In response, FSOC changed the regulations to clearly permit FOIA requests to be submitted online. The agency noted that initially it will accept requests through a web form, but in the future, it intends to accept requests via e-mail, as well.
More Flexible Requirements for Requesters
The original proposal appeared to allow FSOC to reject FOIA requests if they were technically deficient in any way, such as failing to include all the required information in the initial request letter. As originally proposed, such a denial would not be subject to appeal, and FSOC would not even have to inform the requester.

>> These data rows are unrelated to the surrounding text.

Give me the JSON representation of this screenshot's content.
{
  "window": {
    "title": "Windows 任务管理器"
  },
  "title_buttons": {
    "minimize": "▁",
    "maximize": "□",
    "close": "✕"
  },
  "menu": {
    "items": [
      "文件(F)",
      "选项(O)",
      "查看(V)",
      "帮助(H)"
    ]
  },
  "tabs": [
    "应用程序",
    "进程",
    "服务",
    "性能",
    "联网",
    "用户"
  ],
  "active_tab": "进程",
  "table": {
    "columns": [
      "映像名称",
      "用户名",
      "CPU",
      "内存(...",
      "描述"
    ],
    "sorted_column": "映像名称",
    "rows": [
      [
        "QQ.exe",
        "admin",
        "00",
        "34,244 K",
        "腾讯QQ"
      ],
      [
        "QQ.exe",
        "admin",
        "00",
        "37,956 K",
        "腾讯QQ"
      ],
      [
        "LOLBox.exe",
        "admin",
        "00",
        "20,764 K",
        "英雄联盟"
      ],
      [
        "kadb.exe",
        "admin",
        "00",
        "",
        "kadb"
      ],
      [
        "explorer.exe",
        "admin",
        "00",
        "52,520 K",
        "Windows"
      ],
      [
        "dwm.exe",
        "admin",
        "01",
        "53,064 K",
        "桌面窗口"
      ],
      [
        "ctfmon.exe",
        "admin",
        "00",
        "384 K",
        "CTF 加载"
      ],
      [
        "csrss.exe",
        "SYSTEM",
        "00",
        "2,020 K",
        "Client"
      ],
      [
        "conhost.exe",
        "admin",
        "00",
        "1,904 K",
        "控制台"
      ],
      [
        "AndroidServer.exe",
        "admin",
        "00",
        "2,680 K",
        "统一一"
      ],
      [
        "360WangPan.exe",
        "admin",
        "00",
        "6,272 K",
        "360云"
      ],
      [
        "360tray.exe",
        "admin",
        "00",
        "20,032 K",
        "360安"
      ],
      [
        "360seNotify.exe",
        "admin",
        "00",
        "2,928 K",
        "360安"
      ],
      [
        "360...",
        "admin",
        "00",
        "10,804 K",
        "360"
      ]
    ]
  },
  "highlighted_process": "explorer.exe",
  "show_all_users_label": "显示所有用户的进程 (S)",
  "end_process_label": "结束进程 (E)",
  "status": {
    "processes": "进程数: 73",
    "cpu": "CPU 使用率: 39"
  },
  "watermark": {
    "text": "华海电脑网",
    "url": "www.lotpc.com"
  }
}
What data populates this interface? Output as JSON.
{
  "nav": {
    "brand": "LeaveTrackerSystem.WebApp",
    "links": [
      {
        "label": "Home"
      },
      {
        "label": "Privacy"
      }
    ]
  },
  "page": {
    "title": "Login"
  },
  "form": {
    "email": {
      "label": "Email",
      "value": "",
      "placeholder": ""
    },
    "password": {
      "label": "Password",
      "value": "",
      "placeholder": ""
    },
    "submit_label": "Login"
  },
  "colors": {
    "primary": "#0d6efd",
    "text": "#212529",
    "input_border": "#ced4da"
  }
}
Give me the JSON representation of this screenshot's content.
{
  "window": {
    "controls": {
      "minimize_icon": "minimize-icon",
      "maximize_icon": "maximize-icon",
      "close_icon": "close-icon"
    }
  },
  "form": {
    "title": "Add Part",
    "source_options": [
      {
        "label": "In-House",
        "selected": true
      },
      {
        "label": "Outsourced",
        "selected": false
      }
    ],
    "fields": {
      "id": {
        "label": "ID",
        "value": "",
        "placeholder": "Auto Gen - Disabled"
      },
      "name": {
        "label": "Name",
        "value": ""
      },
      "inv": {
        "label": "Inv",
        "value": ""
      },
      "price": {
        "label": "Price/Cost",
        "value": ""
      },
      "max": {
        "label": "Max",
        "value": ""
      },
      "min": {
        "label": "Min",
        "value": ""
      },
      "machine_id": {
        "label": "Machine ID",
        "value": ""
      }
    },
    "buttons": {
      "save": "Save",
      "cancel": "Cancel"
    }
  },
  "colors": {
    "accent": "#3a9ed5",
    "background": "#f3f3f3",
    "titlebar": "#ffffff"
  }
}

In our comments, OMB Watch recommended that FSOC adopt more flexible requirements for requesters. We reminded the agency of President Obama's FOIA memo, which called on agencies to "act promptly and in a spirit of cooperation, recognizing that such agencies are servants of the public." Overly strict technical requirements could unduly frustrate public access and would not advance that "spirit of cooperation." This issue was also raised in comments from OGIS, Public Citizen, the Project On Government Oversight, and Better Markets.
In its rule, FSOC listened to these suggestions by allowing for greater latitude during the FOIA process. Under the new rules, the agency will not deny requesters information simply because they had one or more technical deficiencies in their submission. In addition, FSOC will notify requesters of any errors before rejecting their request. This will streamline processing without imposing unnecessary burdens on requesters.
Some Progress for Online Disclosures
FOIA has always required agencies to proactively publish information, as well as provide records to the public upon request. A 21st century FOIA system would expand those proactive disclosures and bring them online for efficient public access. Unfortunately, the FSOC only partially accepted our recommendations for strengthening online disclosure.
Under E-FOIA, agencies are required to provide online access to information that has been released due to a FOIA request and is likely to be solicited again in the future. Posting those records is a key way to expand transparency while reducing duplicative requests. However, FSOC's proposal would have restricted such posting only to information “clearly of interest to the public at large.” That condition doesn't appear in the law, and it's unclear how an agency would make such a determination.
OMB Watch, along with Public Citizen and the Project On Government Oversight, recommended this condition be removed to promote transparency and fully reflect the statutory decree. In the rule, FSOC adopted our recommendation and returned to the statutory language.
Unfortunately, FSOC declined to adopt our other recommendations to:
- Post online all records released through a FOIA request
- Include procedures for proactively disclosing information in advance of receiving a FOIA request
- Routinely disclose particular information, including the calendars and travel records of top agency officials
Although FSOC did not include these recommendations in its regulations, we hope it will consider putting them into practice nonetheless. OMB Watch would like to see further improvements that promote government openness by proactively providing information to citizens even without an official request. Many of these recommendations are already included in the best practices chart prepared by the Office of Government Information Services, the government's FOIA ombudsman. What's left is simply for agencies to adopt those practices.back to Blog